[Records shown — start]
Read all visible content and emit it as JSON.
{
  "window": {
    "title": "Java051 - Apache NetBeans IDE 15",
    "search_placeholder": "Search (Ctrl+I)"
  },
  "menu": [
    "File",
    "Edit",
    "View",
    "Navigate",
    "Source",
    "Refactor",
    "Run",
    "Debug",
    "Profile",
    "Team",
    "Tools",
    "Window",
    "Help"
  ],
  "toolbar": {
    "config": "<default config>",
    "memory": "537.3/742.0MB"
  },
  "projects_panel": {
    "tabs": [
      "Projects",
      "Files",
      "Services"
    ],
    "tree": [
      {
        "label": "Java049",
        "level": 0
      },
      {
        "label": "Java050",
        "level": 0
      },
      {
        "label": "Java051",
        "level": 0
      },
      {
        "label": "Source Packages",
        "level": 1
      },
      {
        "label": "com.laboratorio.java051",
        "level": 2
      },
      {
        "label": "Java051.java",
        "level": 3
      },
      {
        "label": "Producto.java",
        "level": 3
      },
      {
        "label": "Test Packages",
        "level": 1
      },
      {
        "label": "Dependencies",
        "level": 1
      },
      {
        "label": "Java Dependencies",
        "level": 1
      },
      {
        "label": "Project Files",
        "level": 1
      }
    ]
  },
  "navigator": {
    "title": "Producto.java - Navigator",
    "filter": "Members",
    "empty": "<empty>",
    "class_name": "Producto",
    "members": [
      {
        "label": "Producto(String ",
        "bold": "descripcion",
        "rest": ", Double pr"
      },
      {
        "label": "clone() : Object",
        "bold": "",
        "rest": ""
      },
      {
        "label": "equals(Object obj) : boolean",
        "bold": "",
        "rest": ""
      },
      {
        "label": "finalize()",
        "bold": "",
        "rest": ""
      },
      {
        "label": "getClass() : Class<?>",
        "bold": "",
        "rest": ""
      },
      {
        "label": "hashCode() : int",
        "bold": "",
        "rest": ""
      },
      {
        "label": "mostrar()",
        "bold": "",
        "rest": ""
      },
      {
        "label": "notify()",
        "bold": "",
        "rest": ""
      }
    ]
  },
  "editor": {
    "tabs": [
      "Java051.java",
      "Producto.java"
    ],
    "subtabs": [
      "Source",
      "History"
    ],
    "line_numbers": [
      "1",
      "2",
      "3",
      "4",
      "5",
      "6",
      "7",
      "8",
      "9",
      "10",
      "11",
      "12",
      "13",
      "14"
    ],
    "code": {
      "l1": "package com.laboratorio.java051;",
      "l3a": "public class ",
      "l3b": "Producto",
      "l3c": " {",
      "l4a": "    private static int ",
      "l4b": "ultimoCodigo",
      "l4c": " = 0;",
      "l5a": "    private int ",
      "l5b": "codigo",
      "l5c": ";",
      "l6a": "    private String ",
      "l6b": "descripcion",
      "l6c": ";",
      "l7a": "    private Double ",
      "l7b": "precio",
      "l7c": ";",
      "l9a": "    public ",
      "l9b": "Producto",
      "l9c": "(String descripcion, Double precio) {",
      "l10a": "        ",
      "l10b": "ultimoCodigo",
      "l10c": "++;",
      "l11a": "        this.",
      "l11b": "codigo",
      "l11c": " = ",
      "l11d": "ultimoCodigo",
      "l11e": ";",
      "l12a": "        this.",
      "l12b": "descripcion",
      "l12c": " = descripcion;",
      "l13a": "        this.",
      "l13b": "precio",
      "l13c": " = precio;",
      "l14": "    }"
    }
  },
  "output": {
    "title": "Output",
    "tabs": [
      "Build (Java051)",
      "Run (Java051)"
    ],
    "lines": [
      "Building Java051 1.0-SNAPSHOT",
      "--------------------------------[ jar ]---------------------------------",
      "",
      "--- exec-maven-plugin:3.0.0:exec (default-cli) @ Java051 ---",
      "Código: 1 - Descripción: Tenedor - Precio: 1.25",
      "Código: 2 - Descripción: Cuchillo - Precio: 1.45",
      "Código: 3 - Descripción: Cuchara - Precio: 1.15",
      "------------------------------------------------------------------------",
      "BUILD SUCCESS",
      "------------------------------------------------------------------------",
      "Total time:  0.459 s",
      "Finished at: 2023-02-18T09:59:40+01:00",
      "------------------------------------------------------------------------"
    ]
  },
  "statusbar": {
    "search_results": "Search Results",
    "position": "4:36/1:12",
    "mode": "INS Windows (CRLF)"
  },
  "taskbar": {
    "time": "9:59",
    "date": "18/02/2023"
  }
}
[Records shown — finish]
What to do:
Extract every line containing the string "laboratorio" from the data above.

Reply:
        "label": "com.laboratorio.java051",
      "l1": "package com.laboratorio.java051;",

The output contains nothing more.